From dissing descending devices and artificial reefs to opening the red drum commercial fishery and defending screwy models that make no sense, it’s business as usual for federal management.
A common piece of gallows humor among veteran observers of the Gulf of Mexico Fishery Management Council is that you can skip a decade of meetings and walk right back into almost the exact same conversations. True to its form as a meeting that has never been particularly receptive to recreational anglers, the Gulf Council met last month and produced a familiar litany of discussions ranging from the convoluted to the alarming.
- NOAA representatives again went on the record diminishing the value of artificial reefs in their belief that they have made fishing too great – high catch rates of big fish allowing anglers to reach their quotas too fast. NOAA seemingly gives no credit to those artificial reefs as valuable centers of production that add to the overall population, and laments how these mere “fishing spots” screw up the red snapper fishery. From NOAA’s perspective, if all the artificial reefs were gone the fishing would be much poorer and more difficult, and that would be a good thing because the seasons would be longer. You may not catch anything anymore, but you could try for a really long time. In contrast, thankfully the Department of Interior has announced no desire to fill in prairie potholes or bulldoze marsh to make fewer ducks and longer duck seasons… (And people wonder why I’m so negative and jaded about federal fisheries management.)
- There was not as much discussion as there could have been about the recalibration of NOAA’s historical recreational catch data showing the potential for massive shifts in allocation of many species important to the recreational sector. No one wants to talk too much about that yet because the implications sort of redefine reality for many species, particularly red snapper, and not in a way that NOAA is inclined to accept gracefully. Therefore, no one should be surprised if there are systemic efforts underway behind the scenes to downplay the new data. This is one issue that is going to need a lot of sunshine to keep on track.
- NOAA representatives again went on the record opposing requirements for descending devices in the reef fish fishery and successfully guided the Council to remove them from consideration as a management tool. This opposition to a tool that has proven to be successful in releasing alive a deep-dwelling fish is just baffling from a conservation standpoint. The only explanation is that while such a tool would be embraced by recreational anglers, any similar requirement for the commercial or charter/for-hire sector would be highly disruptive to their fishing practices, and NOAA apparently isn’t willing to impose that on them for the sake of conservation. Additionally, widespread adoption of descending devices in the private angler sector would inevitably open a Pandora’s Box of scrutiny into release mortality in all sectors, and NOAA’s track record on that significant management component, and even any real data on discards, is embarrassingly meager.
- There was a very long, technical discussion that attempted to explain why NOAA data for the gray snapper fishery indicates it has been undergoing overfishing for 40 years, but somehow the stock still isn’t classified as overfished.
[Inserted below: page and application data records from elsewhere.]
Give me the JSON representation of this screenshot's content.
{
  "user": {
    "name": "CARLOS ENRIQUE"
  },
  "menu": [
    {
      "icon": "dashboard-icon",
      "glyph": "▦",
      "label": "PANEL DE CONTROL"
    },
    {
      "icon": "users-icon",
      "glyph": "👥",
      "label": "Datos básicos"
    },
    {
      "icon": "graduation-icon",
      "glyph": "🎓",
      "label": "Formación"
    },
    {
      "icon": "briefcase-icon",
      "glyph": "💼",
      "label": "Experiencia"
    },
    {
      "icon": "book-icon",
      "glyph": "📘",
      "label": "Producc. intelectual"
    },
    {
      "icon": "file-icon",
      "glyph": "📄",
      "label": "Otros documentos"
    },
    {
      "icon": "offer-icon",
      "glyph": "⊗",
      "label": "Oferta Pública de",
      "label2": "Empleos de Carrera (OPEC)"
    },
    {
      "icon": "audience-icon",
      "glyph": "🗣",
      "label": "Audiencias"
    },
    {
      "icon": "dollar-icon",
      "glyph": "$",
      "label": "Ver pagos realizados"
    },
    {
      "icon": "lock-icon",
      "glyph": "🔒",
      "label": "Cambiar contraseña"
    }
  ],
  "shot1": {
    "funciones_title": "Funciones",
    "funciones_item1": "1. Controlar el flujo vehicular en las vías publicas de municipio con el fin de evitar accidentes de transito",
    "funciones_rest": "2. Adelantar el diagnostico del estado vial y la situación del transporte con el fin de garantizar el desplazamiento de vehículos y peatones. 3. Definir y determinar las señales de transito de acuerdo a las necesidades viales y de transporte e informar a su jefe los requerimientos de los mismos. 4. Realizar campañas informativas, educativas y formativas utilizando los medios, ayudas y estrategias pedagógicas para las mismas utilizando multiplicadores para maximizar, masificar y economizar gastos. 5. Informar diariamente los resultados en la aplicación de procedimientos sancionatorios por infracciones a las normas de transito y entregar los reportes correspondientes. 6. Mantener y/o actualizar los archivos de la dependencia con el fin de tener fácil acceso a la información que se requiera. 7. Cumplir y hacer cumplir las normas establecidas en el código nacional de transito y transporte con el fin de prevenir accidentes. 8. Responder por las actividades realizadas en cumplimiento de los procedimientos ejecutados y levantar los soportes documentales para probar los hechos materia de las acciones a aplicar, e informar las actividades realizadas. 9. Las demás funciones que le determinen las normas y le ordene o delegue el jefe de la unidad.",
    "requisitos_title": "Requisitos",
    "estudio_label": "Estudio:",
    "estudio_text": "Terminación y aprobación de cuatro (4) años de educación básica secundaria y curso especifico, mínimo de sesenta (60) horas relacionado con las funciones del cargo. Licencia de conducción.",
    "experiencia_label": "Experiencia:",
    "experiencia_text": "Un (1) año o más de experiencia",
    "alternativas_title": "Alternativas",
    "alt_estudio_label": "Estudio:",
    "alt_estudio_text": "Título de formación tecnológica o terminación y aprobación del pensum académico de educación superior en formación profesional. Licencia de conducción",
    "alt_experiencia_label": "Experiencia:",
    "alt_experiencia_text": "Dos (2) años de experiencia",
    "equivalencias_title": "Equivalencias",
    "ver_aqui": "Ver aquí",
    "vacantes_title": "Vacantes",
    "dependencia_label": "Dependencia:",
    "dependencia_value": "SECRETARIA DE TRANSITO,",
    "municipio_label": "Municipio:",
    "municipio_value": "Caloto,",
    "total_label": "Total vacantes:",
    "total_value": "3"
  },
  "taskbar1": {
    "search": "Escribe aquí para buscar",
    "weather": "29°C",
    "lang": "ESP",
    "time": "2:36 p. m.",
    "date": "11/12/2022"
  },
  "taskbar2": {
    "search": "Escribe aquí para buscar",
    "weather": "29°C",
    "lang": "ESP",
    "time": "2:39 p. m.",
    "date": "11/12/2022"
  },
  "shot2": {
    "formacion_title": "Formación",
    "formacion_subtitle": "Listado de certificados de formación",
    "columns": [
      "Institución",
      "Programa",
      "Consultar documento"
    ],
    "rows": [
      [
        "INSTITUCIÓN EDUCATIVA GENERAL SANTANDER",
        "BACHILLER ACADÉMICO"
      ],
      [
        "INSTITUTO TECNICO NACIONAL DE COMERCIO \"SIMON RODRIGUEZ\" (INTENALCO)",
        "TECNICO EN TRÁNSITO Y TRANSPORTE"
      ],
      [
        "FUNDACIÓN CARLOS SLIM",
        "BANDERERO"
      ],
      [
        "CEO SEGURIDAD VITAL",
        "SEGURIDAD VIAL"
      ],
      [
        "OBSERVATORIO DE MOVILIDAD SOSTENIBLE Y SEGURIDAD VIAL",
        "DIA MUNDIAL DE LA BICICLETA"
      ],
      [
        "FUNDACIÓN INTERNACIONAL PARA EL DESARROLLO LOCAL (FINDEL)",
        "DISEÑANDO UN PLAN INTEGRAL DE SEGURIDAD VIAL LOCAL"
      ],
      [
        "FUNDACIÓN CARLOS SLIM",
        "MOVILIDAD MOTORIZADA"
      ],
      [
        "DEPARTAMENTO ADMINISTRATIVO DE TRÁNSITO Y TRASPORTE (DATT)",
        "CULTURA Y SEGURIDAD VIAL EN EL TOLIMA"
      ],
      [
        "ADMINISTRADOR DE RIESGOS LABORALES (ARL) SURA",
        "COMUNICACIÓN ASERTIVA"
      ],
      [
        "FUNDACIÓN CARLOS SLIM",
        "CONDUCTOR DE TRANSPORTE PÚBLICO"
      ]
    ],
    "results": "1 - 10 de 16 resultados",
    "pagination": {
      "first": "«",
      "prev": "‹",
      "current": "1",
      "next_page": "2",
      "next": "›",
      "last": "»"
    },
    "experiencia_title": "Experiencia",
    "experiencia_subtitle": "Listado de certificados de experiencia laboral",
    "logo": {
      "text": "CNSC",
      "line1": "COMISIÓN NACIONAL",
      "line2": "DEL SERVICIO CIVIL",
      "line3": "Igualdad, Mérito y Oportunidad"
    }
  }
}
That much effort to explain something that makes no sense in the first place should shake the confidence of anyone who still has faith in NOAA’s models.
- Finally, efforts are again brewing to open the red drum fishery in federal waters to harvest. The Gulf red drum fishery is a perfect example of how wildlife resources should be managed and so any effort to unravel it should always be regarded with alarm. The brood stock of mature fish that spawn offshore has been off limits to all harvest since the 1980s and that protection fuels a massive, sustainable inshore fishery on juvenile redfish that is an economic powerhouse for the Gulf states. Opening federal waters jeopardizes the entire system, and yet calls to do so emanate occasionally from the commercial sector. At the October Council meeting, requests to target the brood stock came from quarters as varied as Scott Hickman, president of the Galveston Professional Boatman’s Association/charter operator/commercial fisherman, to Ed Swindell, commercial Council member from Louisiana with a long history in the menhaden industry. Why anyone would knowingly want to target an oversized breeder redfish that is critical to the future of the species, and oh, by the way, is probably filled with worms and potentially high mercury and other toxins, isn’t clear. However, given NOAA’s unabashed bias and support of for-profit harvest of any kind, there is a danger that someone somewhere in the agency is now feverishly trying to figure out how to allow it. That should send shivers down the spine of anyone who has ever held a fishing rod on the Gulf Coast.
It has been said that anyone who enjoys a meeting shouldn’t be in charge of anything, and nowhere is that more applicable than the Gulf of Mexico Fishery Management Council. The recurring beat from one or 100 Gulf Council meetings is that the less control federal management has over the fish and the habitat, the better it is likely to be for everyone.